Collective intelligence, as described in different posts of this blog, can be used in many different areas. In the end, it is about taking advantage of a group’s potential to solve a problem, propose new ideas, etc. regardless of the area of application. It is not strange therefore that collective intelligence has been used in an area as relevant today as cybersecurity.
A concrete case of this use of collective intelligence (for good) in the world of cybersecurity is the case of the “Coinficker Working Group”.
In November 2008, the first version of a malware (a worm) called Conficker was detected. This malware, which exploited a vulnerability of different versions of Windows operating system, infected millions of machines by incorporating them into a botnet (a network of computers that can be controlled by an attacker remotely).
The malware, every so often, connected to a series of top-level domains (.com, .biz, etc.) to receive instructions, update or download files. Only on some of these websites the malware received such instructions (the rest was a decoy). If these domains were blocked, malware activity would be blocked.
The real intention of the author was never known, although different experts said that the botnet had the capacity to cause serious damage, not only to Internet users, but also to companies, governments or even critical infrastructures.

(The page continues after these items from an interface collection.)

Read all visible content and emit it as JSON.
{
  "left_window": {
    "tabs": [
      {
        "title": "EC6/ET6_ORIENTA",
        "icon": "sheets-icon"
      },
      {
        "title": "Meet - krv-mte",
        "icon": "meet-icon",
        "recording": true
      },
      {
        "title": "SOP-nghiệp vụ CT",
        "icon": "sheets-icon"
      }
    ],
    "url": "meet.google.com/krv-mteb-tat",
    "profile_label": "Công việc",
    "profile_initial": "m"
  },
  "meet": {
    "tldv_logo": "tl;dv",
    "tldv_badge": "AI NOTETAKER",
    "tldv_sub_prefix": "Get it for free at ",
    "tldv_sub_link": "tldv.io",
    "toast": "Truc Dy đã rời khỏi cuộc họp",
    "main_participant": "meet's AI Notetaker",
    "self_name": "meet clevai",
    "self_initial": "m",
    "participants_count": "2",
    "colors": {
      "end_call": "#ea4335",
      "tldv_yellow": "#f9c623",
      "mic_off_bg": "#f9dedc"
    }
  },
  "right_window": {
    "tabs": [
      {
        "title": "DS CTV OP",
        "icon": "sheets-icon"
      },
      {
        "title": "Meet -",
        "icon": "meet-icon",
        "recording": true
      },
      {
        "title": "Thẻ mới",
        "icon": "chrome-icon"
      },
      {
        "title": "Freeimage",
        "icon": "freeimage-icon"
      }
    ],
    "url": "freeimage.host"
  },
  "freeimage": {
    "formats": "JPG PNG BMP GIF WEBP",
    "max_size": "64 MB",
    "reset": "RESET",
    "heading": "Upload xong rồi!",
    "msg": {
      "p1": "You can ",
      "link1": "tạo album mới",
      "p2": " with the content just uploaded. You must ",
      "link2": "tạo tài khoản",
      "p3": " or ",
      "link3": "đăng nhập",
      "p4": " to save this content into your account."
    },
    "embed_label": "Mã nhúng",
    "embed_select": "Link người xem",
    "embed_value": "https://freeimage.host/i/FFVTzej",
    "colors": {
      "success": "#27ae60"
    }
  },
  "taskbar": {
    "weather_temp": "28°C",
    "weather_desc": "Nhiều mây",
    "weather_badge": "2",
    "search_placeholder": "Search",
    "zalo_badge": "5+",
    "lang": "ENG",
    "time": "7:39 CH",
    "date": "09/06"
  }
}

This malware came to have up to 5 versions, in each of which it incorporated new “features”: improvements in its form of propagation, P2P connection with other infected machines, incorporation of adware, etc.
Conficker, like it happened recently with the Wannacry ransomware, took advantage of a vulnerability for which Microsoft had recently published a patch. Those who did not have their operating system updated could be infected.

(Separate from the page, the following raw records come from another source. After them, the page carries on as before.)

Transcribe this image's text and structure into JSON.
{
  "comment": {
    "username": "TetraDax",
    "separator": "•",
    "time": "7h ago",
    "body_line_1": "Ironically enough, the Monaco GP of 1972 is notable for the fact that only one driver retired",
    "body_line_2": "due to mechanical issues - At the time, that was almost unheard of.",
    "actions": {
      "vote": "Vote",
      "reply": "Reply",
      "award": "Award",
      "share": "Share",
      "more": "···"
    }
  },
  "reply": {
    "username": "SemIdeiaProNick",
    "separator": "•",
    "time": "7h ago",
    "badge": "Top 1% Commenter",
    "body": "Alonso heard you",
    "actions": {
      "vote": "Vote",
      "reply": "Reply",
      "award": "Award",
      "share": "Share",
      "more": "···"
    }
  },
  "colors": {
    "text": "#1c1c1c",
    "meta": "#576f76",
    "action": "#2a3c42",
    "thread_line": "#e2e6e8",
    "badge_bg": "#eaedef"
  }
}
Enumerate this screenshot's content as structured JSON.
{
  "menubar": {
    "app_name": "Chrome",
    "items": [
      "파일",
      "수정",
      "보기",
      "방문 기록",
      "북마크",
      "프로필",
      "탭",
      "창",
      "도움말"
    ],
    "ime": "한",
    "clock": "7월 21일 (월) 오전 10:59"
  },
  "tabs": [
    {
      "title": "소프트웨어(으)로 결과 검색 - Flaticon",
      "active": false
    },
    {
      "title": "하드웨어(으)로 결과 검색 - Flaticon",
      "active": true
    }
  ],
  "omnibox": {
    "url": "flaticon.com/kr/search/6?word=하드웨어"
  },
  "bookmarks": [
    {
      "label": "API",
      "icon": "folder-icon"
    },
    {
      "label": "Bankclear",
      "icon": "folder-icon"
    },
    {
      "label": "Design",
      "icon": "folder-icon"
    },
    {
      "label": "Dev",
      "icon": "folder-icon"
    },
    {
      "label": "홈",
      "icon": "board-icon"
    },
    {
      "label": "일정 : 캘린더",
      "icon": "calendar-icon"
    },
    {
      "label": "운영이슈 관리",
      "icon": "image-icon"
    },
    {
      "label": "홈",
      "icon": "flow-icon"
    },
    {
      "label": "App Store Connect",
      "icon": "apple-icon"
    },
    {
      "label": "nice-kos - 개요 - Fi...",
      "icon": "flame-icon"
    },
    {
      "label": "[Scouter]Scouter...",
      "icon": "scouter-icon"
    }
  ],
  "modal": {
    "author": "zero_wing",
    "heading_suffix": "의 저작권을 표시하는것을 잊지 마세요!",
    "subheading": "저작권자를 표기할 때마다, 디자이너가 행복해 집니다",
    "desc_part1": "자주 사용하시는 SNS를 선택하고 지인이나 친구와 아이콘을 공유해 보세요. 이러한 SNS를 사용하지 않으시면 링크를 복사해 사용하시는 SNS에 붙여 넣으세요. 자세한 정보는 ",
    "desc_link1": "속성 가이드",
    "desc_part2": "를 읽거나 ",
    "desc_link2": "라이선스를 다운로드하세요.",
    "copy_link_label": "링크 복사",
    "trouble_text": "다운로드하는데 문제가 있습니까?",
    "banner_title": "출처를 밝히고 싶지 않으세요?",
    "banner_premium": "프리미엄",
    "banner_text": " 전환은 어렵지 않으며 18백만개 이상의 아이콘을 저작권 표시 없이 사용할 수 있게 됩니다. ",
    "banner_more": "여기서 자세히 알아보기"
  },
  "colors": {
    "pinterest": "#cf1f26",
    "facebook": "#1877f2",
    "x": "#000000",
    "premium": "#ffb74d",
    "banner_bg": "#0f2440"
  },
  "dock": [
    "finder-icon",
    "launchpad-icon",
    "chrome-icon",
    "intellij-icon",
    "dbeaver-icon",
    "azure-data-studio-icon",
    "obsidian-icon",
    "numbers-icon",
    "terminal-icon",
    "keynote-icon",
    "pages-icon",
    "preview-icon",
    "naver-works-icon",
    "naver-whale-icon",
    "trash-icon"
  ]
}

The beginning of the solution
Although the definitive solution for this malware was a tool developed by Microsoft that eliminated malware and updated the operating system by installing the corresponding patch, the first reaction came from a group of professionals in the cybersecurity area.

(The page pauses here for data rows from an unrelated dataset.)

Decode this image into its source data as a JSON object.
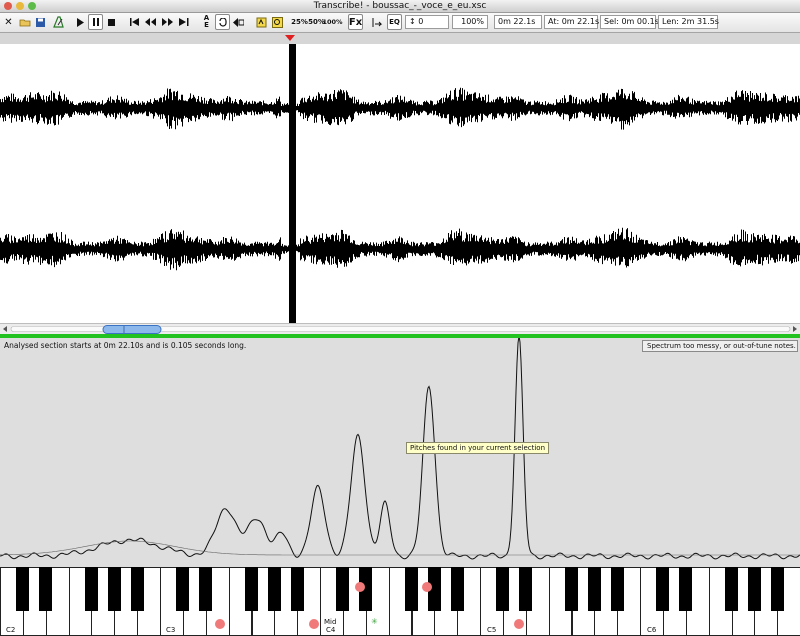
{
  "window": {
    "title": "Transcribe! - boussac_-_voce_e_eu.xsc"
  },
  "toolbar": {
    "speed_labels": [
      "25%",
      "50%",
      "100%"
    ],
    "fx_label": "Fx",
    "transpose_value": "0",
    "speed_value": "100%",
    "time_now": "0m 22.1s",
    "at": "At: 0m 22.1s",
    "sel": "Sel: 0m 00.1s",
    "len": "Len: 2m 31.5s",
    "icons": [
      "close-icon",
      "open-icon",
      "save-icon",
      "metronome-icon",
      "play-icon",
      "pause-icon",
      "stop-icon",
      "to-start-icon",
      "rewind-icon",
      "fast-forward-icon",
      "to-end-icon",
      "auto-icon",
      "loop-icon",
      "back-icon",
      "marker-icon",
      "zoom-icon",
      "eq-icon"
    ]
  },
  "analysis": {
    "info": "Analysed section starts at 0m 22.10s and is 0.105 seconds long.",
    "status": "Spectrum too messy, or out-of-tune notes.",
    "tooltip": "Pitches found in your current selection"
  },
  "keyboard": {
    "octave_labels": [
      "C2",
      "C3",
      "C4",
      "C5",
      "C6"
    ],
    "mid_label": "Mid"
  }
}
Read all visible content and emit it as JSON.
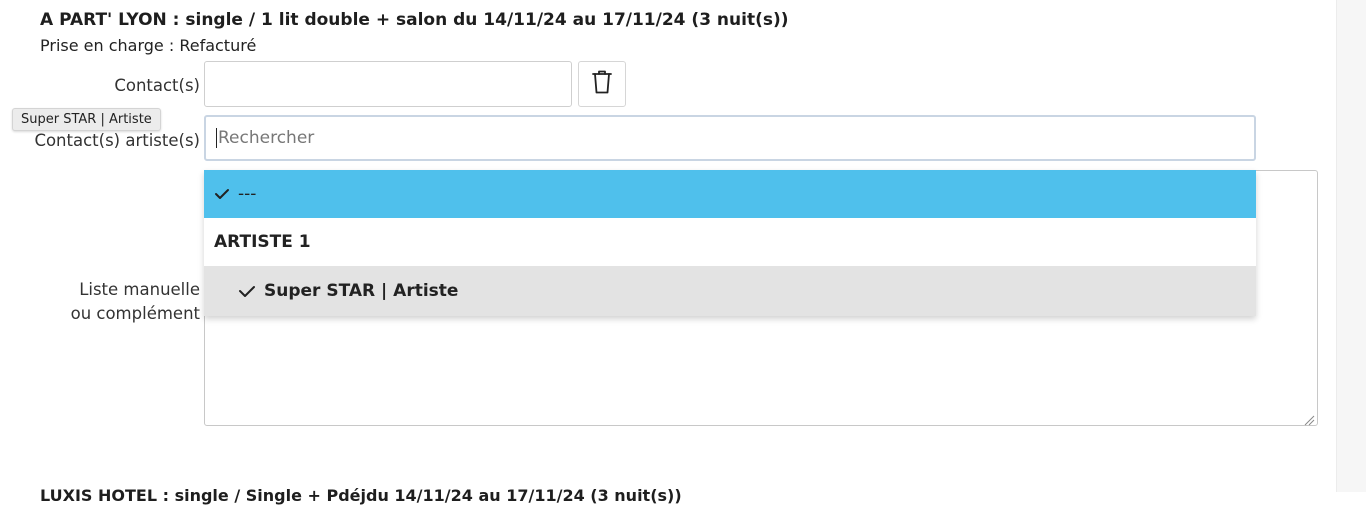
{
  "reservation": {
    "title": "A PART' LYON : single / 1 lit double + salon du 14/11/24 au 17/11/24 (3 nuit(s))",
    "billing": "Prise en charge : Refacturé"
  },
  "fields": {
    "contacts_label": "Contact(s)",
    "contacts_value": "",
    "artist_contacts_label": "Contact(s) artiste(s)",
    "manual_list_label_line1": "Liste manuelle",
    "manual_list_label_line2": "ou complément"
  },
  "tooltip": "Super STAR | Artiste",
  "search": {
    "placeholder": "Rechercher"
  },
  "dropdown": {
    "options": [
      {
        "label": "---",
        "selected": true,
        "type": "option"
      },
      {
        "label": "ARTISTE 1",
        "type": "group"
      },
      {
        "label": "Super STAR | Artiste",
        "checked": true,
        "type": "option"
      }
    ]
  },
  "next_reservation_title_partial": "LUXIS HOTEL : single / Single + Pdéjdu 14/11/24 au 17/11/24 (3 nuit(s))",
  "colors": {
    "selected_option_bg": "#4fc0ec",
    "hover_option_bg": "#e3e3e3",
    "search_border": "#c9d5e3"
  },
  "icons": {
    "delete": "trash-icon",
    "check": "check-icon",
    "resize": "resize-grip-icon"
  }
}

Different experts from Microsoft, ICANN, university researchers, private companies (like Symantec) and even governments (specifically the Chinese government), some from their jobs and others in their free time, got organized to stop the advance of Conficker. The group then did the following:
- Identify the domains to which Conficker tried to connect and block them (this was possible thanks to the involvement of ICANN and other companies dedicated to domain registration).
- If the domain that was trying to contact Conficker was already registered, that domain had to be investigated. Was it legitimate or not? In case of not being, it was blocked.
- Many times, the domain investigated was dedicated to distribute other malware or spam. In these cases, these domains were also blocked.
- If the domain Conficker was trying to connect to was not registered, the group registered it to control it.
They also created a small program that advised the users if their computer was infected. The group realise could not overcome the malware by itself, but it was important to involve each of the users (as far as possible).
Later Microsoft published the tool that eliminated the malware, at the same time that it installed the patch that avoided Conficker installation.
The work they did was not easy and sometimes they almost gave up. Coordination and relationship between team members were not easy either (sometimes influenced by external factors such as the media). In any case, the success of the group was considerable and its results and actions appear in a document that they developed some time later: “Conficker Working Group: Lessons learned”. They also created a wiki where the published news about its work.
From the crowdsourcing and collective intelligence perspective
From the crowdsourcing point of view, members of this group performed HITs (“Human Intelligence Tasks”): a very specific task that a computer cannot perform automatically because it needs human intervention.
Regarding the crowdsourcer, the initiative did not come from a specific company/organization/person as an open call, but emerged in a more general way. This in turn, generated some problems since there was no clear responsible to mark certain lines. There were problems related, for example, with the relationship with the media, etc.
Nor was there a tangible reward, but in this case we could say that what moved the crowd was a mixture of “glory” and “love” (following Malone).